The US must stop giving young offenders life sentences without the chance of parole, human rights groups have said.
The law ignores youngsters' potential for change, Amnesty said
A report by Amnesty International and Human Rights Watch said such prisoners - numbering at least 2,225 in the US - must have access to parole processes.
The report says no more than 12 young offenders are serving life without parole in the rest of the world, where the punishment is largely outlawed.
The rights groups spoke to some 375 inmates and used data from many states.
The 157-page report, entitled The Rest of their Lives: Life without Parole for Child Offenders in the United States, was compiled over two years.
It found that 42 US states have laws allowing for offenders under the age of 18 to be sentenced to jail for life with no possibility of parole.
'Robbed of redemption'
Virginia, Louisiana and Michigan were found to be the most aggressive in imposing such sentences.

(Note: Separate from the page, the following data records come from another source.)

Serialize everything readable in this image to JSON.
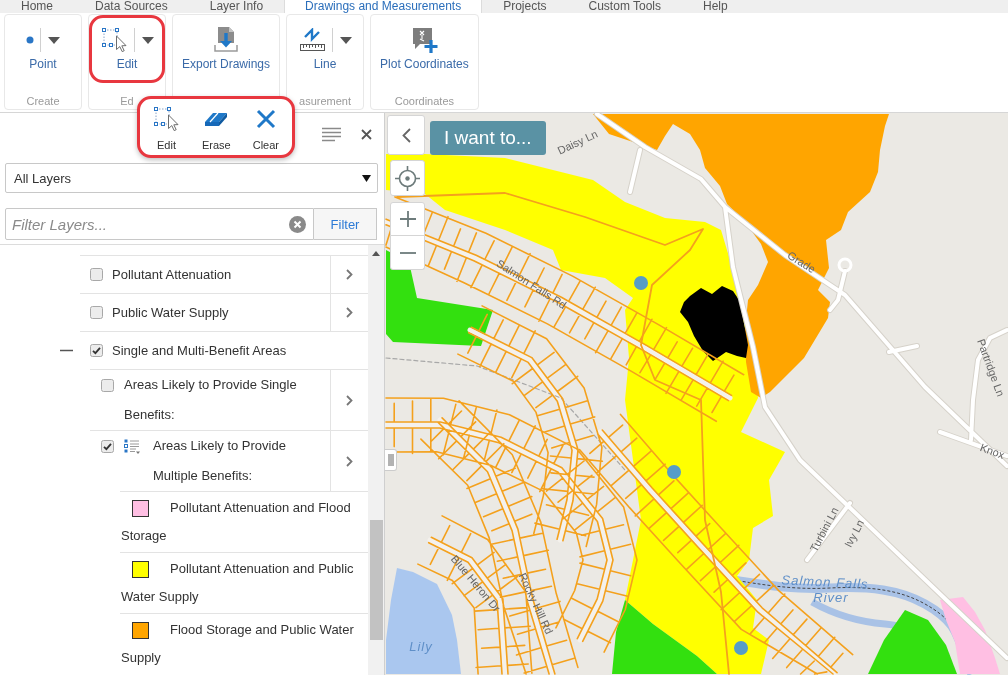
{
  "tabs": [
    {
      "label": "Home",
      "selected": false
    },
    {
      "label": "Data Sources",
      "selected": false
    },
    {
      "label": "Layer Info",
      "selected": false
    },
    {
      "label": "Drawings and Measurements",
      "selected": true
    },
    {
      "label": "Projects",
      "selected": false
    },
    {
      "label": "Custom Tools",
      "selected": false
    },
    {
      "label": "Help",
      "selected": false
    }
  ],
  "ribbon": {
    "groups": [
      {
        "label": "Create",
        "buttons": [
          {
            "kind": "point",
            "label": "Point",
            "dropdown": true,
            "highlighted": false
          }
        ]
      },
      {
        "label": "Ed",
        "buttons": [
          {
            "kind": "edit",
            "label": "Edit",
            "dropdown": true,
            "highlighted": true
          }
        ]
      },
      {
        "buttons": [
          {
            "kind": "export",
            "label": "Export Drawings",
            "dropdown": false,
            "highlighted": false
          }
        ]
      },
      {
        "label": "asurement",
        "buttons": [
          {
            "kind": "line",
            "label": "Line",
            "dropdown": true,
            "highlighted": false
          }
        ]
      },
      {
        "label": "Coordinates",
        "buttons": [
          {
            "kind": "plot",
            "label": "Plot Coordinates",
            "dropdown": false,
            "highlighted": false
          }
        ]
      }
    ]
  },
  "edit_menu": {
    "highlighted": true,
    "items": [
      {
        "kind": "edit",
        "label": "Edit"
      },
      {
        "kind": "erase",
        "label": "Erase"
      },
      {
        "kind": "clear",
        "label": "Clear"
      }
    ]
  },
  "layers_panel": {
    "layer_scope": {
      "value": "All Layers"
    },
    "filter": {
      "placeholder": "Filter Layers...",
      "button": "Filter"
    },
    "tree": [
      {
        "label": "Pollutant Attenuation",
        "checked": false,
        "has_details": true
      },
      {
        "label": "Public Water Supply",
        "checked": false,
        "has_details": true
      },
      {
        "label": "Single and Multi-Benefit Areas",
        "checked": true,
        "has_details": false,
        "expanded": true,
        "children": [
          {
            "label": "Areas Likely to Provide Single Benefits:",
            "checked": false,
            "has_details": true
          },
          {
            "label": "Areas Likely to Provide Multiple Benefits:",
            "checked": true,
            "has_details": true,
            "legend": [
              {
                "label": "Pollutant Attenuation and Flood Storage",
                "color": "#ffbfe3"
              },
              {
                "label": "Pollutant Attenuation and Public Water Supply",
                "color": "#ffff00"
              },
              {
                "label": "Flood Storage and Public Water Supply",
                "color": "#ffa500"
              }
            ]
          }
        ]
      }
    ]
  },
  "map": {
    "action_button": "I want to...",
    "labels": [
      {
        "kind": "street",
        "text": "Daisy Ln"
      },
      {
        "kind": "street",
        "text": "Grade"
      },
      {
        "kind": "street",
        "text": "Salmon Falls Rd"
      },
      {
        "kind": "street",
        "text": "Partridge Ln"
      },
      {
        "kind": "street",
        "text": "Knox"
      },
      {
        "kind": "street",
        "text": "Turbini Ln"
      },
      {
        "kind": "street",
        "text": "Ivy Ln"
      },
      {
        "kind": "water",
        "text": "Salmon Falls"
      },
      {
        "kind": "street",
        "text": "Blue Heron Dr"
      },
      {
        "kind": "water",
        "text": "River"
      },
      {
        "kind": "street",
        "text": "Rocky Hill Rd"
      },
      {
        "kind": "water",
        "text": "Lily"
      }
    ]
  }
}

The practice is outlawed in many countries and by international law, under the UN Convention on the Rights of the Child.
The US and Somalia are the only two countries that have not ratified the treaty, the rights groups said.
Children too young to vote or buy cigarettes should also be considered too young to spend the rest of their lives behind bars, Human Rights Watch Senior Researcher Alison Parker said in a statement.
The executive director of Amnesty International in the US, William F Schulz, said the judicial system must be changed.
The courts, he warned, were in danger of becoming "assembly lines that mass produce mandatory life without parole sentences for children, that ignore their enormous potential for change and rob them of all hopes of redemption".
The report claims that an increasing number of children are receiving life without parole, even as the number of children convicted of serious crimes such as murder has fallen.
It found that the vast majority - 93% - of young offenders serving the sentence had been guilty of murder.
However, some 26% of youths sentenced to life without parole were guilty of "felony murder", where they were deemed accomplices to murder, even if they did not directly kill anyone.
The report cited the example of a 15-year-old prisoner, Peter A, who received the sentence because he had stolen a van used by two older accomplices who committed a double murder during a robbery.
Across the US, black youth were found to be 10 times more likely to receive life without parole than white youth.
In Pennsylvania, Hispanic youth were found to be ten times more likely to receive the sentence than their white contemporaries.
A spokesman for Mark Warner, the governor of Virginia, told the Associated Press news agency the punishment had widespread public support in the state.
Kevin Hall told the agency the governor believes young offenders should be able to receive life without parole "for crimes so heinous that prosecutors present that as an option".